The Millionaire’s Island: Jekyll Island Historic Tour
On a recent girl’s trip to the Golden Isles area of Georgia, three of us left our luxurious Sea Island enclave to explore what’s known as Millionaire’s Island. About a 30-minute drive, through the marsh and over bridges, brought us to Jekyll Island.
From 1879, the island was home to a hunting club and by 1886, it had become one of the world’s most exclusive enclaves. The clubhouse with its now-famous turret opened in 1888, followed in 1896, by the six-unit Sans Souci building (which still has many of its original features). Eight suites were added as an annex to the clubhouse in 1901, and members built 18 “cottages” along the coastal setting in the early part of the 20th century. Famous family names included Rockefeller, Morgan, Vanderbilt, Field, and Pulitzer. Not as large or opulent as their New York, Chicago, or Newport homes, these cottages were meant to be “rustic” with the largest having only 13 bedrooms. None had kitchens, because, of course, they took meals at the clubhouse where women wore a different gown to dinner for each night of the 3-month season from January through March.
Getting a break from the clothing rituals, women also embraced the resort’s sporting activities, some even winning sporting trophies, much to the dismay of the male members.
We took the 90-minute historic tram tour and it was a real treat. It was a beautiful February day and you could easily imagine what the scene would’ve been like more than 100 years prior. Our guide was excellent and the commentary was jam-packed with interesting information about every detail of island history and the member-families. We loved the tour and also went inside a couple of the “cottages” where there was great attention to furnishings and restoration details.
We learned in 1910, The Federal Reserve was born here when a group of financial leaders held a secret meeting and in 1915, the first transcontinental call took place. Connecting to the AT&T President from Jekyll Island were President Woodrow Wilson in Washington DC, Alexander Graham Bell In New York, and others in San Francisco and Boston. After World War II, the State of Georgia purchased the Club and opened it as a State Park in 1948. Today, it is a National Historic Landmark District and anyone can visit and/or spend the night. You can arrive by car or boat/yacht. The original Clubhouse and hotel were restored in 1987, with several cottages also available to rent and more hotels have opened outside the historic district on other parts of the island.
The setting is tranquil, shady, and very relaxing with beautiful paths and water views. In fact, we had trouble distinguishing between roads and sidewalks. Tours leave from Mosaic, the Jekyll Island Museum, and the $20 tickets include entrance to their small exhibit space and interactive displays.
All the touring and walking around worked up an appetite, so we headed over to the Jekyll Island Club Resort for a tasty lunch.
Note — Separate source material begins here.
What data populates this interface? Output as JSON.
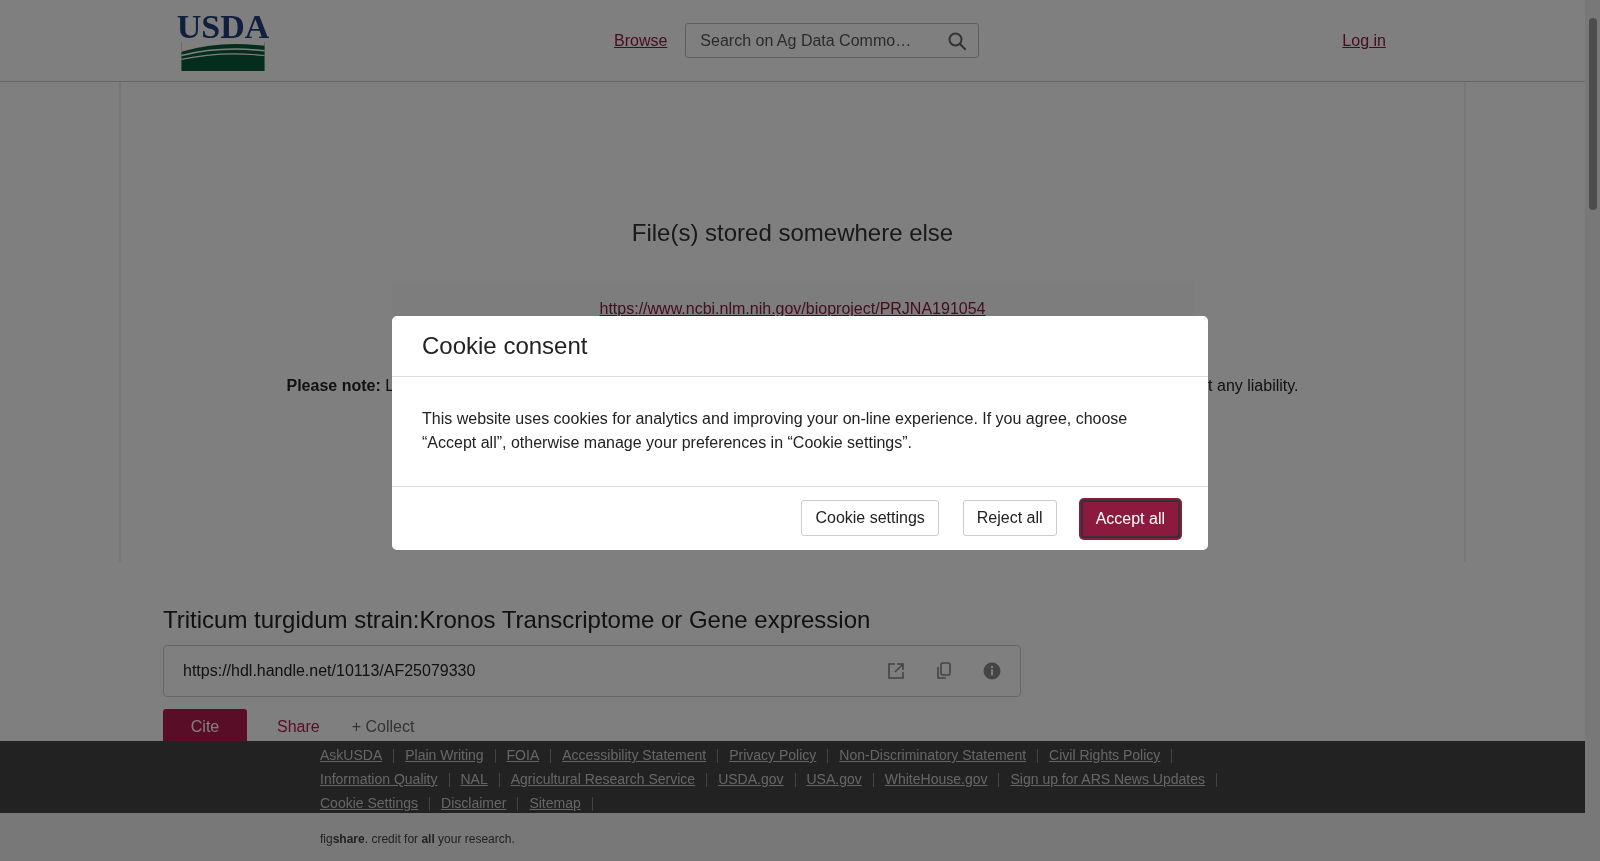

The original building was much smaller than I imagined but still resplendent in its Victorian charm. If only ghosts could talk.